Business Meeting Etiquette
Appointments are necessary and, if possible, should be made between one-to-two months in advance, preferably in writing.
If you do not have a contact within the company, use an intermediary to arrange a formal introduction. Once the introduction has been made, you should provide the company with information about your company and what you want to accomplish at the meeting.
You should arrive at meetings on time or slightly early. The Chinese view punctuality as a virtue. Arriving late is an insult and could negatively affect your relationship
Pay great attention to the agenda as each Chinese participant has his or her own agenda that they will attempt to introduce.
Send an agenda before the meeting so your Chinese colleagues have the chance to meet with any technical experts prior to the meeting. Discuss the agenda with your translator/intermediary prior to submission.
Each participant will take an opportunity to dominate the floor for lengthy periods without appearing to say very much of anything that actually contributes to the meeting. Be patient and listen. There could be subtle messages being transmitted that would assist you in allaying fears of on-going association.
Meetings require patience. Mobile phones ring frequently and conversations tend to be boisterous. Never ask the Chinese to turn off their mobile phones as this causes you both to lose face.
Guests are generally escorted to their seats, which are in descending order of rank. Senior people generally sit opposite senior people from the other side.
It is imperative that you bring your own interpreter, especially if you plan to discuss legal or extremely technical concepts as you can brief the interpreter prior to the meeting.
Written material should be available in both English and Chinese, using simplified characters. Be very careful about what is written. Make absolutely certain that written translations are accurate and cannot be misinterpreted.
Visual aids are useful in large meetings and should only be done with black type on white background. Colours have special meanings and if you are not careful, your colour choice could work against you.
Presentations should be detailed and factual and focus on long-term benefits. Be prepared for the presentation to be a challenge.
Business Negotiation
Only senior members of the negotiating team will speak. Designate the most senior person in your group as your spokesman for the introductory functions.
Business negotiations occur at a slow pace.
Be prepared for the agenda to become a jumping off point for other discussions.
Chinese are non-confrontational. They will not overtly say 'no', they will say 'they will think about it' or 'they will see'.
Chinese negotiations are process oriented. They want to determine if relationships can develop to a stage where both parties are comfortable doing business with the other.
Decisions may take a long time, as they require careful review and consideration.
Under no circumstances should you lose your temper or you will lose face and irrevocably damage your relationship.
Do not use high-pressure tactics. You might find yourself outmanoeuvred.
Business is hierarchical. Decisions are unlikely to be made during the meetings you attend.

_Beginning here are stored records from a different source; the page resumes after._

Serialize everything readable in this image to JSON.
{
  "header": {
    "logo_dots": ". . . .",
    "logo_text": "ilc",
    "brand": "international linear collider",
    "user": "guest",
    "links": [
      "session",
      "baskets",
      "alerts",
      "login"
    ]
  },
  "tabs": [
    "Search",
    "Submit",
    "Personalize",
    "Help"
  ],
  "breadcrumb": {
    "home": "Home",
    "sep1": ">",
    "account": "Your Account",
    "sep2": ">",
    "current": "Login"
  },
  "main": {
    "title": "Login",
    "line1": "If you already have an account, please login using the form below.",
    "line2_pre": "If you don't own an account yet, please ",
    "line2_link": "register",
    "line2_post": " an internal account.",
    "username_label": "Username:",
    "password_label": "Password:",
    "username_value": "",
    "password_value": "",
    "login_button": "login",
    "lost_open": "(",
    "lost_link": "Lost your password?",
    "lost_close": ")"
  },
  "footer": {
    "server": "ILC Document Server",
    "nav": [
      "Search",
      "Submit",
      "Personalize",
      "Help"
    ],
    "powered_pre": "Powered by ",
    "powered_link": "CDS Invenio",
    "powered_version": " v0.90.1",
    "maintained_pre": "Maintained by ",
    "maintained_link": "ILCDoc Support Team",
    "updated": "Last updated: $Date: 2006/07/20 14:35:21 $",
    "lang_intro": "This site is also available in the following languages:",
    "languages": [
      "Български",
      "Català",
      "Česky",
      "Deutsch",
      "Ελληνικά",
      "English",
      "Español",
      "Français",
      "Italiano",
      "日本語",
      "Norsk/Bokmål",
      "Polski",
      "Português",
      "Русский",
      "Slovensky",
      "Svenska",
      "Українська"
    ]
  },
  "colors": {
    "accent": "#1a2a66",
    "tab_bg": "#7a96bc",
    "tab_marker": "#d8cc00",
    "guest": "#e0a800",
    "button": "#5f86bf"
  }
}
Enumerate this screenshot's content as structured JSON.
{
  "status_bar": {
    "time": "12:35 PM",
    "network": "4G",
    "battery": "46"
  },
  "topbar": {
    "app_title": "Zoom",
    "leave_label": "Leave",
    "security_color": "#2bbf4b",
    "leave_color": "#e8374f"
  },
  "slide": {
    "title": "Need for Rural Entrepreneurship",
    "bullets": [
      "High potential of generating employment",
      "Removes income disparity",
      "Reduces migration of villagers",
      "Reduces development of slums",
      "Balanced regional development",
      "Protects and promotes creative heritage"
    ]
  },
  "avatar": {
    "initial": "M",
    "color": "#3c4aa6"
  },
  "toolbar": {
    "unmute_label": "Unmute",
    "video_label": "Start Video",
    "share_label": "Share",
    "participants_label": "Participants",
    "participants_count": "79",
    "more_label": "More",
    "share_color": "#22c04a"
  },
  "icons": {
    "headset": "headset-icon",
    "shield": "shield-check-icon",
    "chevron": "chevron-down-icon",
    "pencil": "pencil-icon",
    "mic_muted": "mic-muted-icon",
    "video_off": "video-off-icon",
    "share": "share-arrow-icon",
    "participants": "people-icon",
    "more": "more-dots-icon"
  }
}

The Chinese are shrewd negotiators.
Your starting price should leave room for negotiation.
What to Wear?
Business attire is conservative and unpretentious.
Men should wear dark coloured, conservative business suits.

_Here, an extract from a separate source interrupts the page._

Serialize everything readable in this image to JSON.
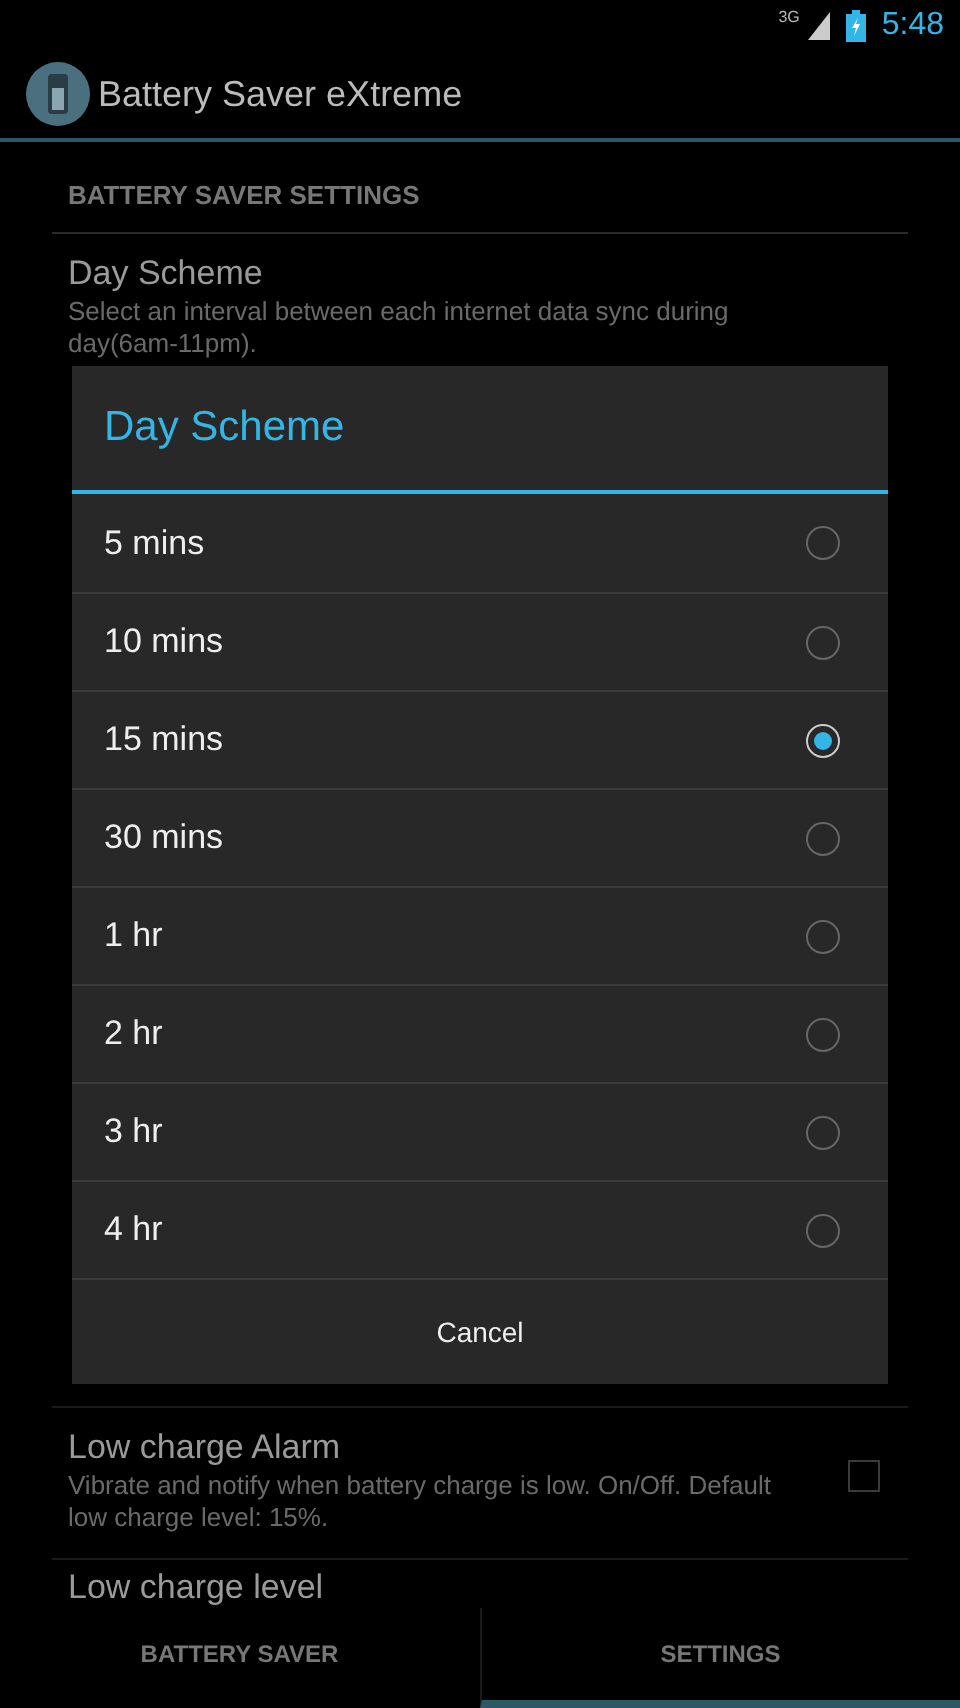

Women should wear conservative business suits or dresses with a high neckline. 
Women should wear flat shoes or shoes with very low heels.
Bright colours should be avoided.
Business Cards
Business cards are exchanged after the initial introduction.
Have one side of your business card translated into Chinese using simplified Chinese characters that are printed in gold ink since gold is an auspicious colour.
Your business card should include your title. If your company is the oldest or largest in your country, that fact should be on your card as well.
Hold the card in both hands when offering it, Chinese side facing the recipient.
Examine a business card before putting it on the table next to you or in a business card case.
Never write on someone's card unless so directed. 

General Business Hours